**WHAT THE TASK ASKS**
Copy out, from the data, each line containing the string "checked".

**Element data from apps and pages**
------------------------
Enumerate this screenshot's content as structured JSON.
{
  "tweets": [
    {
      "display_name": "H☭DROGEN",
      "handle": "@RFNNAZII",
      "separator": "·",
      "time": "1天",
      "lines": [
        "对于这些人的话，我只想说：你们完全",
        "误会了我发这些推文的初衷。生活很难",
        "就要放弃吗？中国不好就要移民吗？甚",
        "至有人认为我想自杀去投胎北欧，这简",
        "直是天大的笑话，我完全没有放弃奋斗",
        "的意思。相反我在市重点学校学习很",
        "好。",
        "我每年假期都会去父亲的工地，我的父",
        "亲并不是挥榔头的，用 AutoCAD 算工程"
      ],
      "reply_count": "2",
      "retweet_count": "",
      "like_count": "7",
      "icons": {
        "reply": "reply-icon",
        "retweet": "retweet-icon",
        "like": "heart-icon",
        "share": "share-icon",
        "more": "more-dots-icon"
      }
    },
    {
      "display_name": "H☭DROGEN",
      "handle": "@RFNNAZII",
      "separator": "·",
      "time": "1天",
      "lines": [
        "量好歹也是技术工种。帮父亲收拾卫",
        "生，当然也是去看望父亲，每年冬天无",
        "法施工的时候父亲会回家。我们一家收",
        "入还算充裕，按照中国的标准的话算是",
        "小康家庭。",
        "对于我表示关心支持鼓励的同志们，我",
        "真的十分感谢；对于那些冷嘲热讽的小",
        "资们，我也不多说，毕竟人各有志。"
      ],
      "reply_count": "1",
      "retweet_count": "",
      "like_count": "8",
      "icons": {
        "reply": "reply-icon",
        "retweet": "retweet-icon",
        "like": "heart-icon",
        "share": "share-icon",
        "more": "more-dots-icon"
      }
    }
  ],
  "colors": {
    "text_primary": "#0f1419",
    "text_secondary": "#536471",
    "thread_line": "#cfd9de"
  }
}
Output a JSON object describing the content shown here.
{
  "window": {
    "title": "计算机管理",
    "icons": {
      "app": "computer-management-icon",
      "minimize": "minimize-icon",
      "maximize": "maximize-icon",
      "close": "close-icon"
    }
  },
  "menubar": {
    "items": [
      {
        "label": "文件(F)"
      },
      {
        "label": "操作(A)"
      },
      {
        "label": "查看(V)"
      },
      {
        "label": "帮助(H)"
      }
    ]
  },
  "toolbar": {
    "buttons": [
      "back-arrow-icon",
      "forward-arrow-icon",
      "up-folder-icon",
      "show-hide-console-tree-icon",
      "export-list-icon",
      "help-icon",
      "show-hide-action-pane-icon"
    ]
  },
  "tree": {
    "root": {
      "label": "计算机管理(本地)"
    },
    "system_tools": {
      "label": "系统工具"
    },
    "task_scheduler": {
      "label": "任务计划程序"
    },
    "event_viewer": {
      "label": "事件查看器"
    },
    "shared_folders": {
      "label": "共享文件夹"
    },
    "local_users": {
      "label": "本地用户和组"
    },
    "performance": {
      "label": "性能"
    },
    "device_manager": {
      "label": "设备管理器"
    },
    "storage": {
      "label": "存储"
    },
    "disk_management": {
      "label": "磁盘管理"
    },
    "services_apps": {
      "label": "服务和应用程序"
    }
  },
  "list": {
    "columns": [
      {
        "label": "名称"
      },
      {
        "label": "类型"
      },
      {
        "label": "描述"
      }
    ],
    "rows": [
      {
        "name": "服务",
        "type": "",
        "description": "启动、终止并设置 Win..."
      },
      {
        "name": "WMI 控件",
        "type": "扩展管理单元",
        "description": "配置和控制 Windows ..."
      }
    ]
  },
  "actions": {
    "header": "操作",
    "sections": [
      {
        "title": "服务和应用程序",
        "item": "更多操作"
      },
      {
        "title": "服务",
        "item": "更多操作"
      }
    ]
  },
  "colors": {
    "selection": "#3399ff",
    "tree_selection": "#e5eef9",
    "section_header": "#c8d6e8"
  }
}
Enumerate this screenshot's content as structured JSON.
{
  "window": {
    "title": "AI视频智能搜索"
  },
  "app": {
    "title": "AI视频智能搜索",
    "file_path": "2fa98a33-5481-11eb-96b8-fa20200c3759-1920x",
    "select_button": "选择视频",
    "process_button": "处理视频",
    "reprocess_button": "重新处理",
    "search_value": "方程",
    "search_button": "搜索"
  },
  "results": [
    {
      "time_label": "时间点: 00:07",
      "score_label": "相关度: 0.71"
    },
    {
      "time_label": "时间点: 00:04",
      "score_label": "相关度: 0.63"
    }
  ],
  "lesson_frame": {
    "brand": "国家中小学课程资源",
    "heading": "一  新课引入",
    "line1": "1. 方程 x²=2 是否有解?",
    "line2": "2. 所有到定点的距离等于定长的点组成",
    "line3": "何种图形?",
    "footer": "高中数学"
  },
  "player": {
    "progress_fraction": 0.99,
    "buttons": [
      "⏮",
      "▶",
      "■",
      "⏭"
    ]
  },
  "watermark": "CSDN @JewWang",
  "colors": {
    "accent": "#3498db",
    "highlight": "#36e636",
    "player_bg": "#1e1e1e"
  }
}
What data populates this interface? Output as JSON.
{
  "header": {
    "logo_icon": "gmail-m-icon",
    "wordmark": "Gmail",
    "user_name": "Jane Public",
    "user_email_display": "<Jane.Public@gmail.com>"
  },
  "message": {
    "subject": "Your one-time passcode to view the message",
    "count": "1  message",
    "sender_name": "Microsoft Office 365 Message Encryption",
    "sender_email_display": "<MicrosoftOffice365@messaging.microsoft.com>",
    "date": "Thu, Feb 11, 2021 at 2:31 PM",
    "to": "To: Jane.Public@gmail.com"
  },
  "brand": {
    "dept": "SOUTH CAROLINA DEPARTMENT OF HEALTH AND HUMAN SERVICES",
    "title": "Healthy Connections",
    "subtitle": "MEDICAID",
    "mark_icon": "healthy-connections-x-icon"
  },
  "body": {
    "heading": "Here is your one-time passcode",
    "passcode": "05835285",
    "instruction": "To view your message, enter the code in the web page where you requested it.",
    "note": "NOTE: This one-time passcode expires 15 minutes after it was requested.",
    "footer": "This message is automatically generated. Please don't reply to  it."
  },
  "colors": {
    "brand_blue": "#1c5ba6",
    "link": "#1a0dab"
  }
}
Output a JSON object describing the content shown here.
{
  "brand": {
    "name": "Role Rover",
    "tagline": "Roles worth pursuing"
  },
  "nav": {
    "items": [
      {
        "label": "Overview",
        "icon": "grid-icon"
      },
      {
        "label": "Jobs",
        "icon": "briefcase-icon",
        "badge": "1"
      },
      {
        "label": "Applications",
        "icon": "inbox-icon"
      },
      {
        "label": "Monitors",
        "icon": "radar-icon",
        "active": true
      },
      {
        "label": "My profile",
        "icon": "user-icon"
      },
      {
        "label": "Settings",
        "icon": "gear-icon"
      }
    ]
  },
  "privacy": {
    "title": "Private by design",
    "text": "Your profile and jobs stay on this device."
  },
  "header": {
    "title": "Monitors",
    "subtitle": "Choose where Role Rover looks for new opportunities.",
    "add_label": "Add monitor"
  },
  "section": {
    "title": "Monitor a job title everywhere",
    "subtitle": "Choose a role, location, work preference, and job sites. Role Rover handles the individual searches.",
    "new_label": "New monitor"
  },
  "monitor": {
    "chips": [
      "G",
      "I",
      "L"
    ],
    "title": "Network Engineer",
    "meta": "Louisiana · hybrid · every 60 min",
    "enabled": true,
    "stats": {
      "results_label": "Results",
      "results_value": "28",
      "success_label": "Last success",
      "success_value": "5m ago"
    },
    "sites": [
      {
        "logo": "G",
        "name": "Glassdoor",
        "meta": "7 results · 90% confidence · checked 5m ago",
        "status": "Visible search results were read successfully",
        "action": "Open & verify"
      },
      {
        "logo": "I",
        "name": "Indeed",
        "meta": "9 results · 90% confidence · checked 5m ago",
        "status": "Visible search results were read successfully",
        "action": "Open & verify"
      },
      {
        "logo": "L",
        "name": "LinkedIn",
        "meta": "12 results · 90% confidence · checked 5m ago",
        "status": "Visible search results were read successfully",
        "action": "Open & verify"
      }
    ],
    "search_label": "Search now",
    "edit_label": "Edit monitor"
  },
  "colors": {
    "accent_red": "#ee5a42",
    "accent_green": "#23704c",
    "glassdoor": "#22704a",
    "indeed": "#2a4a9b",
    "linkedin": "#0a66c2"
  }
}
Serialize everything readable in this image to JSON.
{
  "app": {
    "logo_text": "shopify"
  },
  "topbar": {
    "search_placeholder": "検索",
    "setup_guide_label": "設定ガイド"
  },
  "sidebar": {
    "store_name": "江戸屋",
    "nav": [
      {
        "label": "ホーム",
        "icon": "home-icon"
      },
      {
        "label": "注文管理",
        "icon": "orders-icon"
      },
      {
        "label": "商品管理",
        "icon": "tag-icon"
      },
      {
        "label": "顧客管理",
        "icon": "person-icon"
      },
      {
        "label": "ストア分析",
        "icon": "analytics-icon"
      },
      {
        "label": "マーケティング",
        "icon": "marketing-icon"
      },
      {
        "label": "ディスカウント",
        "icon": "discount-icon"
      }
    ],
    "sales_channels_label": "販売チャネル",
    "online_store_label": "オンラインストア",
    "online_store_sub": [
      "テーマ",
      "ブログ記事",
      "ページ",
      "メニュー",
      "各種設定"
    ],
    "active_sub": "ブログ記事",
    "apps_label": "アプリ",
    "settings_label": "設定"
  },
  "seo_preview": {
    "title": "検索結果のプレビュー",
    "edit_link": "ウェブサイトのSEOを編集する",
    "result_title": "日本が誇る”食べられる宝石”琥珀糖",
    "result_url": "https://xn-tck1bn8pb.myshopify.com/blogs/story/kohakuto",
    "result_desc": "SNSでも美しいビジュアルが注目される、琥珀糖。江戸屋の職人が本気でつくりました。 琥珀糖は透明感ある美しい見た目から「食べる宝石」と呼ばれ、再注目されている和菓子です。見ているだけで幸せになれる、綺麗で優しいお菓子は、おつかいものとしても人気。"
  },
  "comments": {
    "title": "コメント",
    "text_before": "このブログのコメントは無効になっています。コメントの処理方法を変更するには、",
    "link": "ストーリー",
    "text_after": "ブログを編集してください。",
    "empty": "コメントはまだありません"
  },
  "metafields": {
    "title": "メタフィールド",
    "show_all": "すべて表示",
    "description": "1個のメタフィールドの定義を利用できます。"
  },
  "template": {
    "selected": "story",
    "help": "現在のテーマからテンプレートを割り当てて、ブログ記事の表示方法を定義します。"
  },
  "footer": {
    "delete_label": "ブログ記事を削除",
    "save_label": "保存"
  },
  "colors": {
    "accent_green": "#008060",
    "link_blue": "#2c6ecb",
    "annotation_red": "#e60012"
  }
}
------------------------
**EXERCISE SOLUTION**
        "meta": "7 results · 90% confidence · checked 5m ago",
        "meta": "9 results · 90% confidence · checked 5m ago",
        "meta": "12 results · 90% confidence · checked 5m ago",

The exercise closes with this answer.